Londo and his team measured points on the curve throughout the months to track the progress of cold hardiness before, during and after winter for both grapes and apples. 

“The depth of that ‘U’ is shallower…we have less defenses this year and that’s because it’s not been as cold as it has been in the past,” Londo said. 

He goes on to note that it is not the mild winters itself that are weakening the crops’ winter hardiness, but rather the fluctuation in weather patterns. 

“The issue comes with the erratic nature of climate change. We’re getting more mild so our curves are shallower, but we also have punctuated cold because we’re in New York,” Londo said. 

Londo pointed out that Ithaca experiences polar cold because of its northern latitude location that causes the polar cold to hit this region more frequently.

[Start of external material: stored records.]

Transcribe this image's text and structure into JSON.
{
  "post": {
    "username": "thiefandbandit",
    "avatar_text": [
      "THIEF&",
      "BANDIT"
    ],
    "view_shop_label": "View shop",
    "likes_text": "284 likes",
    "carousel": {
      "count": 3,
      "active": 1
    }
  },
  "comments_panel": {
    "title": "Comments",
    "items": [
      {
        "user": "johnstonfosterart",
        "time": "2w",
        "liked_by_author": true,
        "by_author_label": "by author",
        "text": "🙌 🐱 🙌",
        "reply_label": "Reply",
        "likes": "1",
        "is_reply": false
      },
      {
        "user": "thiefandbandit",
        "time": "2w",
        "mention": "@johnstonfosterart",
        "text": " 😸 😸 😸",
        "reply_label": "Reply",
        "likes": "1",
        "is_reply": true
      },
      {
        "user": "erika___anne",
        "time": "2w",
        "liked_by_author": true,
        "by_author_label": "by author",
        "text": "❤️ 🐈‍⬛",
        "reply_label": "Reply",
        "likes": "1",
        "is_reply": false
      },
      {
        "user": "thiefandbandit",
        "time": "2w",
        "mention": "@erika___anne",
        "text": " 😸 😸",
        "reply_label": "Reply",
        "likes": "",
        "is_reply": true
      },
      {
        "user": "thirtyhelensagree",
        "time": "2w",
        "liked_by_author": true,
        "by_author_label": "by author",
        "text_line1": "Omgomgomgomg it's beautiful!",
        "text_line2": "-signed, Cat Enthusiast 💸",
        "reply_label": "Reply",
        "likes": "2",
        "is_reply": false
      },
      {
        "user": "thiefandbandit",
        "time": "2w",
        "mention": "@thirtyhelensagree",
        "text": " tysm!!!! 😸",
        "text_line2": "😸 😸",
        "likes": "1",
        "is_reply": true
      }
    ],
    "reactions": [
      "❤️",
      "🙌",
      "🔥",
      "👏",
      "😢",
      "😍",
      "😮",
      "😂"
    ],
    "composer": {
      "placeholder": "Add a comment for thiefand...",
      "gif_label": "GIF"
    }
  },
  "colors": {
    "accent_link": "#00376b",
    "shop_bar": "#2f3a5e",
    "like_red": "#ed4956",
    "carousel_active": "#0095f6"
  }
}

“Those sharp cold events are what we’re worried about because if you don’t defend yourself well, you take damage,” Londo said. “If you take damage in both of these systems, in both of these buds, you have reduced yields because you kill the flowers before they have a chance to be opened and be pollinated.”

The effects of winter hardiness differ based on the variety of apples and grapes. For example, some varieties exhibit much more cold hardiness — a deeper ‘U’ — and reach bud break much faster. Londo notes that these types of cultivars are at higher risk of frost damage because they respond to warm temperatures much earlier in the season and lose the defense mechanism at bud break. 

The physiological differences among cultivars signify the importance of crop diversity because it ensures that erratic weather conditions will not eliminate all crop varieties, but rather a select few.  

Studying different crop varieties has given Londo a better understanding about plant physiology in order to prepare for future weather occurrences.  

“[Crops] are used to only responding to heat because it means spring, but when we have a really warm winter, they respond to heat thinking spring is earlier,” Londo said. “So if we understood that signaling and we could manipulate it, then we could keep them down and dormant and protected when we have years like this.”

With erratic weather patterns throughout the month of April and a relatively mild winter, Londo emphasized that building resiliency into the framework of crop production is key in fostering sustainability for both farmers and consumers.